Data for review:
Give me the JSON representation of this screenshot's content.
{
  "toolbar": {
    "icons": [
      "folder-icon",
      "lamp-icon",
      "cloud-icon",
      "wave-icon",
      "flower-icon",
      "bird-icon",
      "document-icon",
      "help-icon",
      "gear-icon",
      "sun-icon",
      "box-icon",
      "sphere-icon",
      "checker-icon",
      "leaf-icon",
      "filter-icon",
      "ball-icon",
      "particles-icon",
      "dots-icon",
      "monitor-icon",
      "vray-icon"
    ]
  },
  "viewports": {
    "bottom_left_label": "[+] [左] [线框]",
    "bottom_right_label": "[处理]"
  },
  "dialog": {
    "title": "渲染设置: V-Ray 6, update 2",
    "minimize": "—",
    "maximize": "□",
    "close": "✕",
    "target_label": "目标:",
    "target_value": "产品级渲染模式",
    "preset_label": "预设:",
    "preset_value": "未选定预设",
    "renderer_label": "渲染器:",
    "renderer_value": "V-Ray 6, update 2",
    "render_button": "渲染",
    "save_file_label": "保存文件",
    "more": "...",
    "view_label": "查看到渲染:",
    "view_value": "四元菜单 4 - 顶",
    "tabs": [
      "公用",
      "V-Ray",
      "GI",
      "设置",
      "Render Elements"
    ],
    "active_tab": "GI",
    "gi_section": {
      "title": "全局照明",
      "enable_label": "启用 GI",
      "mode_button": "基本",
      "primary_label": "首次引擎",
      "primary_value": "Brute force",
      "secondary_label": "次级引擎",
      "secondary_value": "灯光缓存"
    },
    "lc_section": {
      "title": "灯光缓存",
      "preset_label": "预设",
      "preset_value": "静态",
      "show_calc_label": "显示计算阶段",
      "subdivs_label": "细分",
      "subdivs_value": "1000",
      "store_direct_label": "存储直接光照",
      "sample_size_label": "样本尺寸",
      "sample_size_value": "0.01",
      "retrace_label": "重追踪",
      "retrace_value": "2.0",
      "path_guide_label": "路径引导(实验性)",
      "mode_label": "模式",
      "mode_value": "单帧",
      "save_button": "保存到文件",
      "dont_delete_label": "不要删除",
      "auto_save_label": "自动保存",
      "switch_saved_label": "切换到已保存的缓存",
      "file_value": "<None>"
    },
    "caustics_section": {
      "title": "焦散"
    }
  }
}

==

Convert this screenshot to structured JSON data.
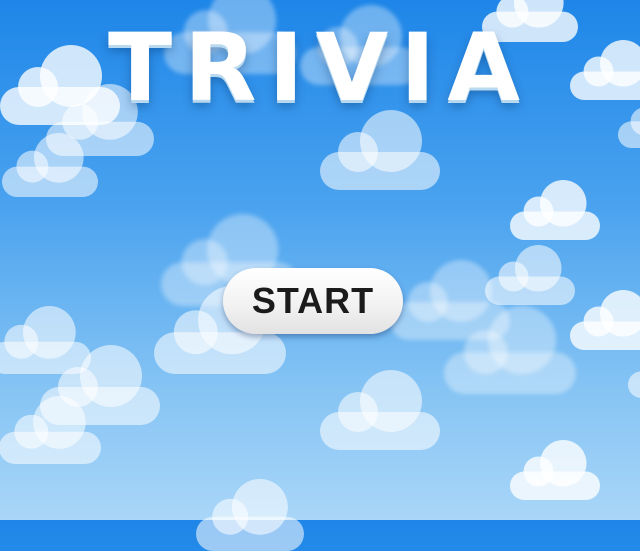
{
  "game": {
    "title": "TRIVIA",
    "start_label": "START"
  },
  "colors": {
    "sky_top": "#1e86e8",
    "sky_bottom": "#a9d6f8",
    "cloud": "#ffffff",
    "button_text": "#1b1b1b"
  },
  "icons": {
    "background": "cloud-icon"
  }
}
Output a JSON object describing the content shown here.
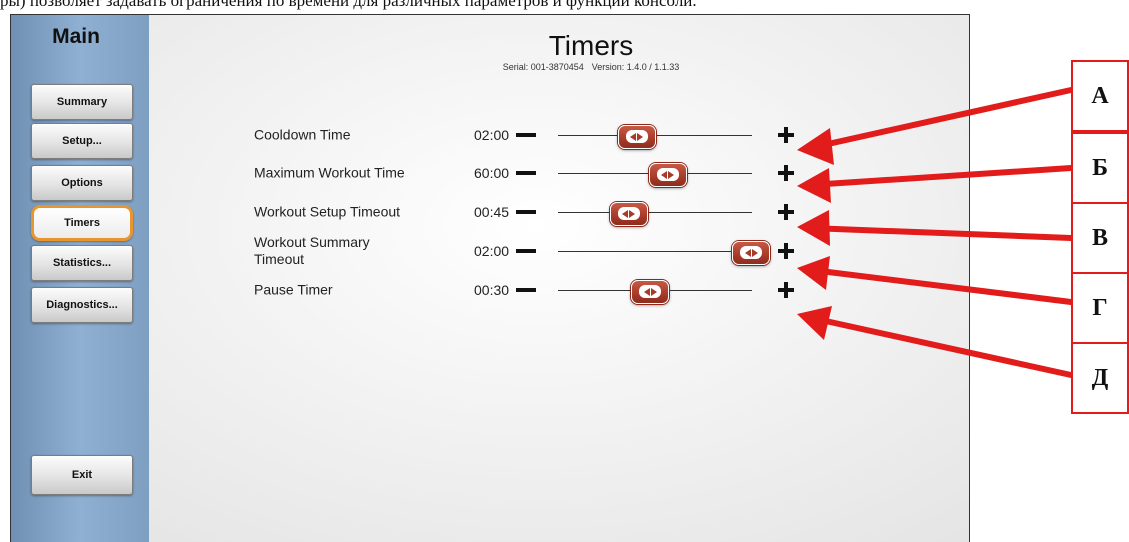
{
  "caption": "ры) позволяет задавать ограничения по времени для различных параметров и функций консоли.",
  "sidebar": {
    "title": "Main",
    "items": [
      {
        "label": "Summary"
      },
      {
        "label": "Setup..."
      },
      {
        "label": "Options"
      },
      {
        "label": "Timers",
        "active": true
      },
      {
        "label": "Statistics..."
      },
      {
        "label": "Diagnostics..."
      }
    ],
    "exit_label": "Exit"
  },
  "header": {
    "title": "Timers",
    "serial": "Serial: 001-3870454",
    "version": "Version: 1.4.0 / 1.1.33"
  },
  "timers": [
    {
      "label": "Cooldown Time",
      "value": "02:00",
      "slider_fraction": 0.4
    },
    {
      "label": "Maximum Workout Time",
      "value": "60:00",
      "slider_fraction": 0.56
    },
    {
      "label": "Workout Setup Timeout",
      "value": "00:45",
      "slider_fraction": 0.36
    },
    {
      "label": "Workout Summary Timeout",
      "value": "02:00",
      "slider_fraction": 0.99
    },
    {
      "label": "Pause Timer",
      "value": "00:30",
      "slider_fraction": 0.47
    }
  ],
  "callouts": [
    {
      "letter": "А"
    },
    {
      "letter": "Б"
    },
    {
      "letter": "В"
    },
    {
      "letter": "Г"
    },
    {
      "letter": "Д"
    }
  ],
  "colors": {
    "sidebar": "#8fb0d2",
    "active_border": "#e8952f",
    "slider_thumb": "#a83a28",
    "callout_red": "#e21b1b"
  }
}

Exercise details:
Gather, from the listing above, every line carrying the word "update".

Solution for this problem:
    "title": "渲染设置: V-Ray 6, update 2",
    "renderer_value": "V-Ray 6, update 2",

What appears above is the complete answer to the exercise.